• EXERCISE OBJECTIVE
Produce a word-for-word copy of the data that follows, excluding images.

----------

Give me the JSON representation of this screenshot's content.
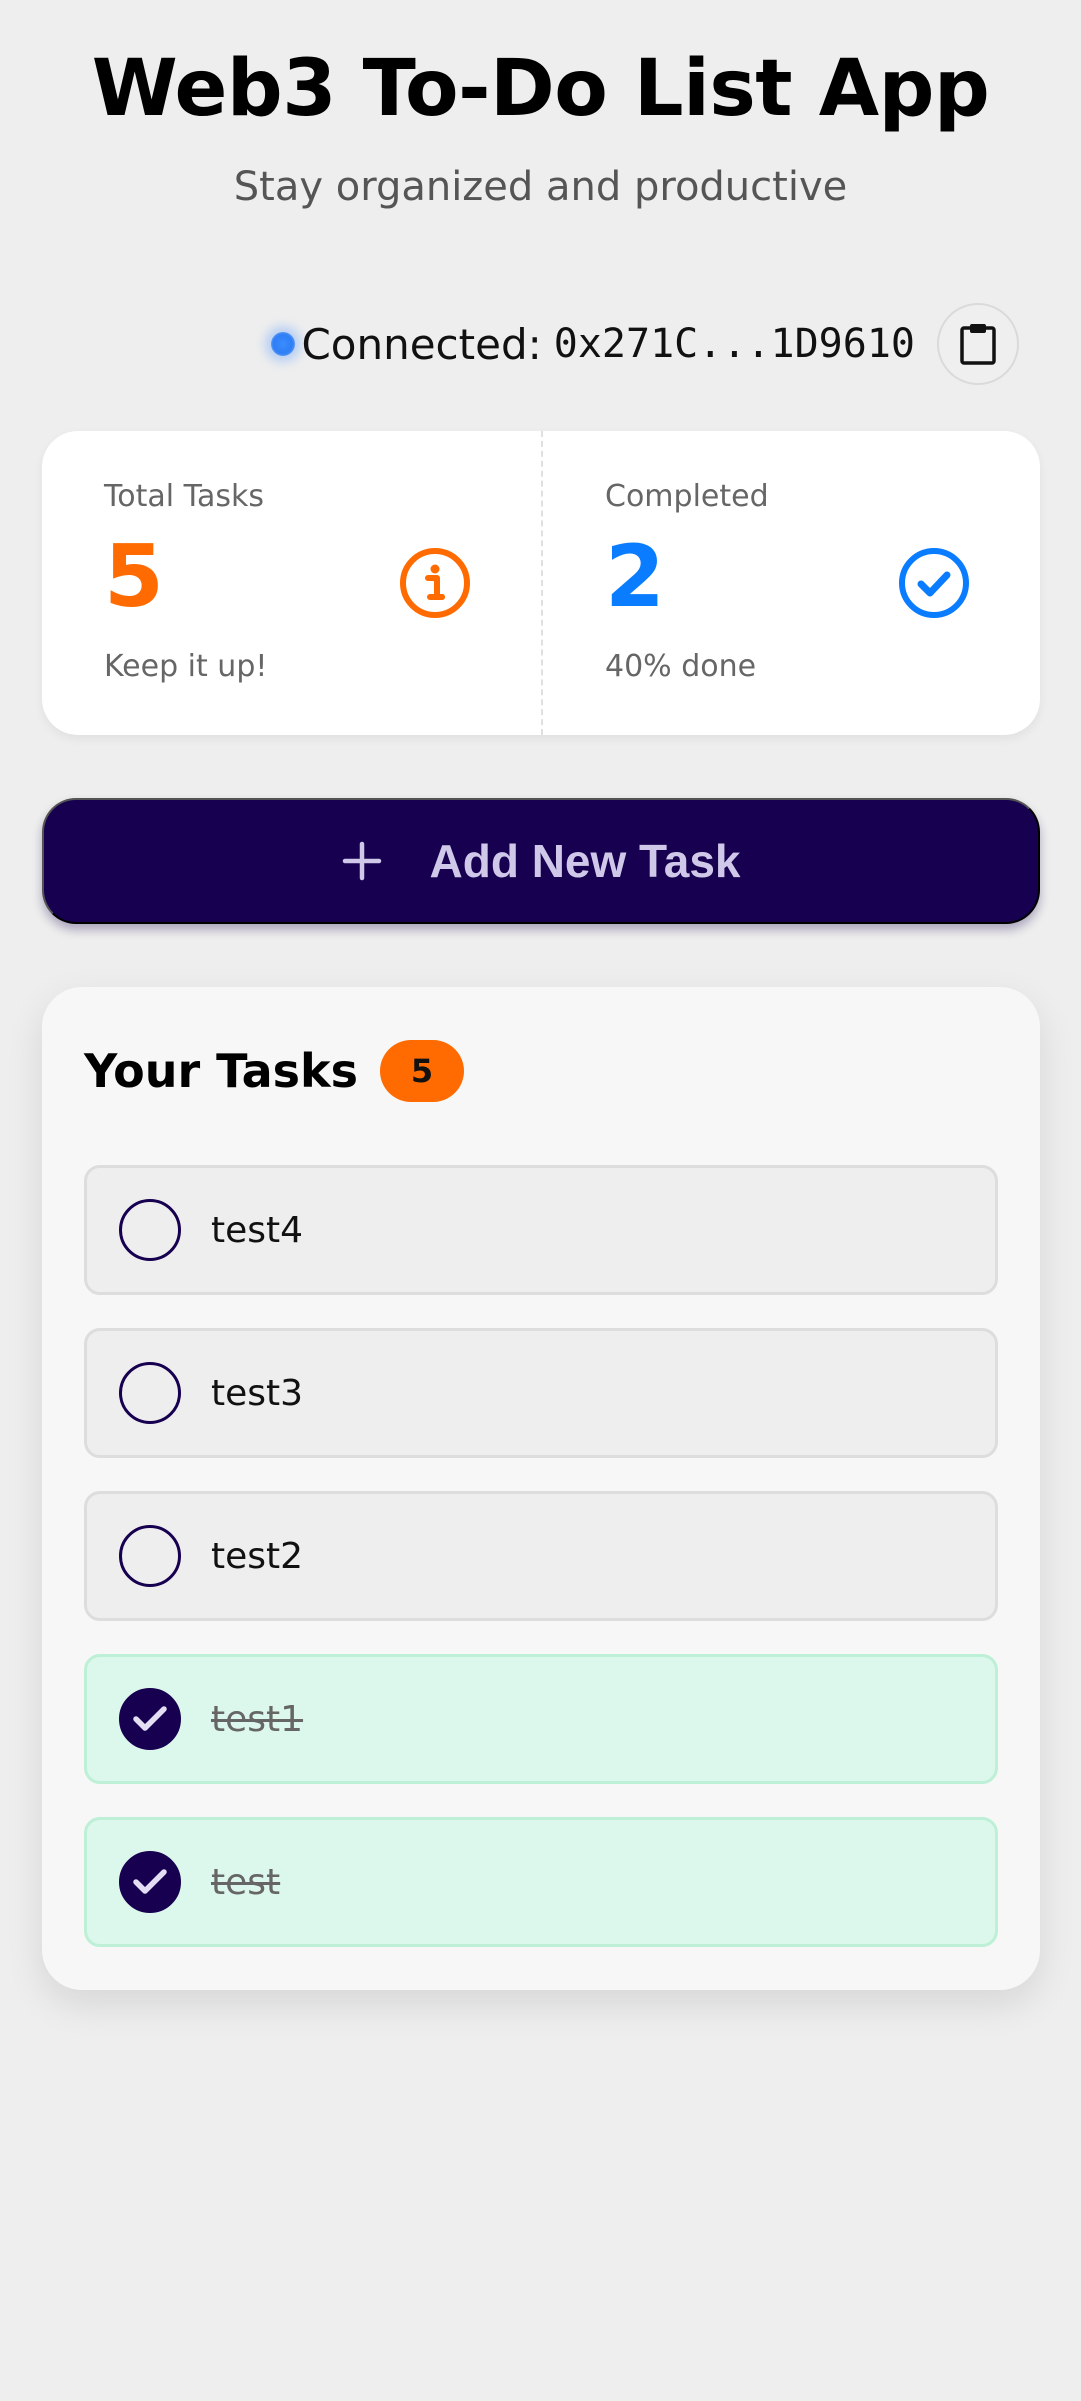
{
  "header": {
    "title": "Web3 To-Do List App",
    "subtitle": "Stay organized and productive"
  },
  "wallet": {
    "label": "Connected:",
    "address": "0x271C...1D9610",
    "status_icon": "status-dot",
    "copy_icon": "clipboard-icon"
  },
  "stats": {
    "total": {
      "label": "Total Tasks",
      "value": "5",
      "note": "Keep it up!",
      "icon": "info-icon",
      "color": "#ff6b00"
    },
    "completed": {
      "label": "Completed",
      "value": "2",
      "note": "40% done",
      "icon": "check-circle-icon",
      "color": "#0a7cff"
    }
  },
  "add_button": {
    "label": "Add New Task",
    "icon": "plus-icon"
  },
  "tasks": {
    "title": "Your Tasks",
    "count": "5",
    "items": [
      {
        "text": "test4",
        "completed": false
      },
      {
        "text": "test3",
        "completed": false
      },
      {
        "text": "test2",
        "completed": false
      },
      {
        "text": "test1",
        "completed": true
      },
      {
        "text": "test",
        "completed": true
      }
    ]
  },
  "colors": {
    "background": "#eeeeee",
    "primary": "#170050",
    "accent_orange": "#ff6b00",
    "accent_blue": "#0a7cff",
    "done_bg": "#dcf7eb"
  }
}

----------

• PROBLEM SOLUTION
Give me the JSON representation of this screenshot's content.
{
  "header": {
    "title": "Web3 To-Do List App",
    "subtitle": "Stay organized and productive"
  },
  "wallet": {
    "label": "Connected:",
    "address": "0x271C...1D9610",
    "status_icon": "status-dot",
    "copy_icon": "clipboard-icon"
  },
  "stats": {
    "total": {
      "label": "Total Tasks",
      "value": "5",
      "note": "Keep it up!",
      "icon": "info-icon",
      "color": "#ff6b00"
    },
    "completed": {
      "label": "Completed",
      "value": "2",
      "note": "40% done",
      "icon": "check-circle-icon",
      "color": "#0a7cff"
    }
  },
  "add_button": {
    "label": "Add New Task",
    "icon": "plus-icon"
  },
  "tasks": {
    "title": "Your Tasks",
    "count": "5",
    "items": [
      {
        "text": "test4",
        "completed": false
      },
      {
        "text": "test3",
        "completed": false
      },
      {
        "text": "test2",
        "completed": false
      },
      {
        "text": "test1",
        "completed": true
      },
      {
        "text": "test",
        "completed": true
      }
    ]
  },
  "colors": {
    "background": "#eeeeee",
    "primary": "#170050",
    "accent_orange": "#ff6b00",
    "accent_blue": "#0a7cff",
    "done_bg": "#dcf7eb"
  }
}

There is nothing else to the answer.